Obamacare is here to stay, so American businesses may as well get used to it. After the U.S. Supreme Court ruled on Thursday to leave President Barack Obama’s healthcare reform mostly intact, Republican presidential hopeful Mitt Romney vowed to try and repeal it next year if elected. But that’s empty rhetoric. His party will lack the votes. The GOP and companies big and small have been obsessing over the broad lack of certainty. They should embrace the fact they just got some.
The landmark overhaul of the U.S. healthcare system escaped the nation’s highest court virtually unscathed. The decision left Republicans gnashing their teeth. Romney said overturning the law would be a day-one initiative in his White House. The Senate, however, would probably make that impossible. It would take 60 votes to do so. The GOP has 47 members in the chamber now. Even the most optimistic scenarios have them gaining only 10 more in November.

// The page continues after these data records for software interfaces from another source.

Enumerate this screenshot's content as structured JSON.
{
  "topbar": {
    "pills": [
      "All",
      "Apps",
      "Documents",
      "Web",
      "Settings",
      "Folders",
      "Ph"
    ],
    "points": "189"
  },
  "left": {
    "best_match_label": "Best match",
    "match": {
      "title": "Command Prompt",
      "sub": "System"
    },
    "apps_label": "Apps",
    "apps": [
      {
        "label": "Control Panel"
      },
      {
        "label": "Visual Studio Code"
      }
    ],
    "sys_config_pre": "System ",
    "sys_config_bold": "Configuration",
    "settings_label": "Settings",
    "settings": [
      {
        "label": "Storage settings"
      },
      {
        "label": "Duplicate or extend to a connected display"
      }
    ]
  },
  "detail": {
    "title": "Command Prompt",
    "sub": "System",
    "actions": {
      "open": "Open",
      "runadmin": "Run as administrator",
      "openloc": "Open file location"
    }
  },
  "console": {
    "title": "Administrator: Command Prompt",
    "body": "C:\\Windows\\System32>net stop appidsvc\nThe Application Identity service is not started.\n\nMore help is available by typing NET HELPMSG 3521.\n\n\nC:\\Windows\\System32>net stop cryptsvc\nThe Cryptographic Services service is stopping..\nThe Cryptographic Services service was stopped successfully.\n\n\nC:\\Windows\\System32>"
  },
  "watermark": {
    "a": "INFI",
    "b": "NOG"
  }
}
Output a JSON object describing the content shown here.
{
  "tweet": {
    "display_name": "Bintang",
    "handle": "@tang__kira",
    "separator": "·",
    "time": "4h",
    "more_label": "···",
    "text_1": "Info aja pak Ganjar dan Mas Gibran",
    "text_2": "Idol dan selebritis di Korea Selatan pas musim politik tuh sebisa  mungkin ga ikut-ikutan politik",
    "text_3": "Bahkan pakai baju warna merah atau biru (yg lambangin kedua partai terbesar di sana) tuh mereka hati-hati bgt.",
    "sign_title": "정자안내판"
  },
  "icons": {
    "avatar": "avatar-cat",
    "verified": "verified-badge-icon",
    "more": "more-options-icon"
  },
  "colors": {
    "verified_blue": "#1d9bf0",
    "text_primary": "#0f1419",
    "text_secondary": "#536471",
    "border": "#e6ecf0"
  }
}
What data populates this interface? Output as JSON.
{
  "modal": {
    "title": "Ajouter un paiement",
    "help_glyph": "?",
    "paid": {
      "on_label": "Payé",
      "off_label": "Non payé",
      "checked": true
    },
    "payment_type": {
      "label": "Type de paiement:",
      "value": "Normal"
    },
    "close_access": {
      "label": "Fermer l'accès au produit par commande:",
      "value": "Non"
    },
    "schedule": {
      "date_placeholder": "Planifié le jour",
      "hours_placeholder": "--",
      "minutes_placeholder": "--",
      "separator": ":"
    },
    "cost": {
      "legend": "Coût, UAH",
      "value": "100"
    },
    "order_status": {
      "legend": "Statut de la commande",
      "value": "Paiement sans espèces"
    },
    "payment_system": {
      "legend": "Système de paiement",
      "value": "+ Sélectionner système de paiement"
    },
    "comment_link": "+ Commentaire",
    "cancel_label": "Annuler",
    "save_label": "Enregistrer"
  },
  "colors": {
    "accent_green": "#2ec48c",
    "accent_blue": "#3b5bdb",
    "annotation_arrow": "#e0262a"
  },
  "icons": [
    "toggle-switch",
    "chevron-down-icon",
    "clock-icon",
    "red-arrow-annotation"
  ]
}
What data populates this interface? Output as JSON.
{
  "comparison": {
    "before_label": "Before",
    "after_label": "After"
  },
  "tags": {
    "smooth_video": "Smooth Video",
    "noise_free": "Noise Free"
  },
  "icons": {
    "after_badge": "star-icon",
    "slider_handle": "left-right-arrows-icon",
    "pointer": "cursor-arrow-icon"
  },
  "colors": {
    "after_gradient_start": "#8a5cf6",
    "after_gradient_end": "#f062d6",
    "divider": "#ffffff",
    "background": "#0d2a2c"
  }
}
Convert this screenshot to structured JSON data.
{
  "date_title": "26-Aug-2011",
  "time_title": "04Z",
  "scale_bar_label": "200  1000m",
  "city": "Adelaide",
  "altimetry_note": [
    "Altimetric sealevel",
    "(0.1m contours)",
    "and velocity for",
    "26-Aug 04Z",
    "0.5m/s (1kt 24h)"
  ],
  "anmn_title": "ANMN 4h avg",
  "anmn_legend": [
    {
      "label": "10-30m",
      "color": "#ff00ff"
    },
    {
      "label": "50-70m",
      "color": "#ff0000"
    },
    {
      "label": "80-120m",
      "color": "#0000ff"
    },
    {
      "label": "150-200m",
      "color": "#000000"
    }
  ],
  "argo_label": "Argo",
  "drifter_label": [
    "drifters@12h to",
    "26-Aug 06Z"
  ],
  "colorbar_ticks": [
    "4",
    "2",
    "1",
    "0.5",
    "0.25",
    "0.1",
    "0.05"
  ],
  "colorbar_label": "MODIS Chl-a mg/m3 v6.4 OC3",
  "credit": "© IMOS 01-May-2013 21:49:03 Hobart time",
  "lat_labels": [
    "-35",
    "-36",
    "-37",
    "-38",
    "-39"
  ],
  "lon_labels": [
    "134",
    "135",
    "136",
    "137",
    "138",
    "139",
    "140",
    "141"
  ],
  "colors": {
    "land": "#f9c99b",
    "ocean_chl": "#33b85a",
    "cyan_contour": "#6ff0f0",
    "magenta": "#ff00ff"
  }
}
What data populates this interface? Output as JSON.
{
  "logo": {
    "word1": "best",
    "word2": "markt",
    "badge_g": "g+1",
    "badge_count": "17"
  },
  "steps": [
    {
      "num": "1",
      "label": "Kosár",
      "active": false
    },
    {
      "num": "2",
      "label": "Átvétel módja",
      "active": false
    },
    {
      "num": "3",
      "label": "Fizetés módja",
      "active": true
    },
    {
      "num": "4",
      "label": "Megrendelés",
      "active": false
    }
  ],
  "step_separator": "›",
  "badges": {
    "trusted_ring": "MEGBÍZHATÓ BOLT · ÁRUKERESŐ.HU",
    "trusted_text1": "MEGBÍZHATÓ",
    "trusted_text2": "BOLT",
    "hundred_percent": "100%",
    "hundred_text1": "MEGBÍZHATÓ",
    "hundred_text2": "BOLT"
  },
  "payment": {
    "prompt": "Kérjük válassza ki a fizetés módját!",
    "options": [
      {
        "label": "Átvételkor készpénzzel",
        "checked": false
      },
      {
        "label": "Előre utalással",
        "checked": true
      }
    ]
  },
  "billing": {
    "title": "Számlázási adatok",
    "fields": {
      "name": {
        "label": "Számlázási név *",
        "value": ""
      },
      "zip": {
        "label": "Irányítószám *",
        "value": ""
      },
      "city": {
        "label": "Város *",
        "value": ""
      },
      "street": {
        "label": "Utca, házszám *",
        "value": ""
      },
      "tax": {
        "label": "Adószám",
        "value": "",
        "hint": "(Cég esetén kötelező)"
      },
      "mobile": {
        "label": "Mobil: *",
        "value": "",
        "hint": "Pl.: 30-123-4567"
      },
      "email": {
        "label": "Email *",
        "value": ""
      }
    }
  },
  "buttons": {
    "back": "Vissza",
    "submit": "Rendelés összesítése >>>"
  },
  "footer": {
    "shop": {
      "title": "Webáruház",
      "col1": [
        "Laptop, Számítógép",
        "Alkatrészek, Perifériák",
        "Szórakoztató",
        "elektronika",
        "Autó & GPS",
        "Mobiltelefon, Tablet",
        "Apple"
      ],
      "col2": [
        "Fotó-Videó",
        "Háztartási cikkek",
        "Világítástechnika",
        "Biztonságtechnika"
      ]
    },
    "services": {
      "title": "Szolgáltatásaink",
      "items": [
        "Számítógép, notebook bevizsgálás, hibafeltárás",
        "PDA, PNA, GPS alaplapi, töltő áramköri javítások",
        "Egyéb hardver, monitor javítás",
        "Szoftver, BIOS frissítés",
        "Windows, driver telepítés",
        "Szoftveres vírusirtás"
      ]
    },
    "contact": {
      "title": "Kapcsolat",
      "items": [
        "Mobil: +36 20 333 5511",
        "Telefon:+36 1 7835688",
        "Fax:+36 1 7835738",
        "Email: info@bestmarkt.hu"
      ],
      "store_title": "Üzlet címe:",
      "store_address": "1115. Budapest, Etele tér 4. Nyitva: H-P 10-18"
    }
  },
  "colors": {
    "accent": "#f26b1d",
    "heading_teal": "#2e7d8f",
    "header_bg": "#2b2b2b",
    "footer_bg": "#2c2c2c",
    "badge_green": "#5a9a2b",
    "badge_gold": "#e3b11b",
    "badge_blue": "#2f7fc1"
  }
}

At best, Republicans could try neutering the individual mandate, which would require only a simple majority. That could get hairy, though. While the Supreme Court called it a tax, the legislation labels it a penalty. Such a move would also look politically desperate, leaving most of the president’s plan intact anyway.
Corporate America would do well to forget about the iffy political calculus. Chief executives have been blaming uncertainty for all manner of problems for years. A 2011 Cleveland Federal Reserve study cited by Republican House Speaker John Boehner noted that “the net percentage of small business owners planning to hire would be six percentage points higher” if not for uncertainty created by Washington. A Gallup poll found that nearly half of small businesses said they aren’t hiring, in part, because of worries about the potential cost of healthcare.
Even the trade group that filed the lawsuit challenging the healthcare law could find a silver lining. The National Federation of Independent Business kicked off the commentary accompanying its June optimism index lamenting uncertainty, particularly the kind created by Washington. The Supreme Court ruling means firms can more easily plan for the future, invest and hire accordingly. That kind of certitude should help Obamacare’s bitter medicine go down.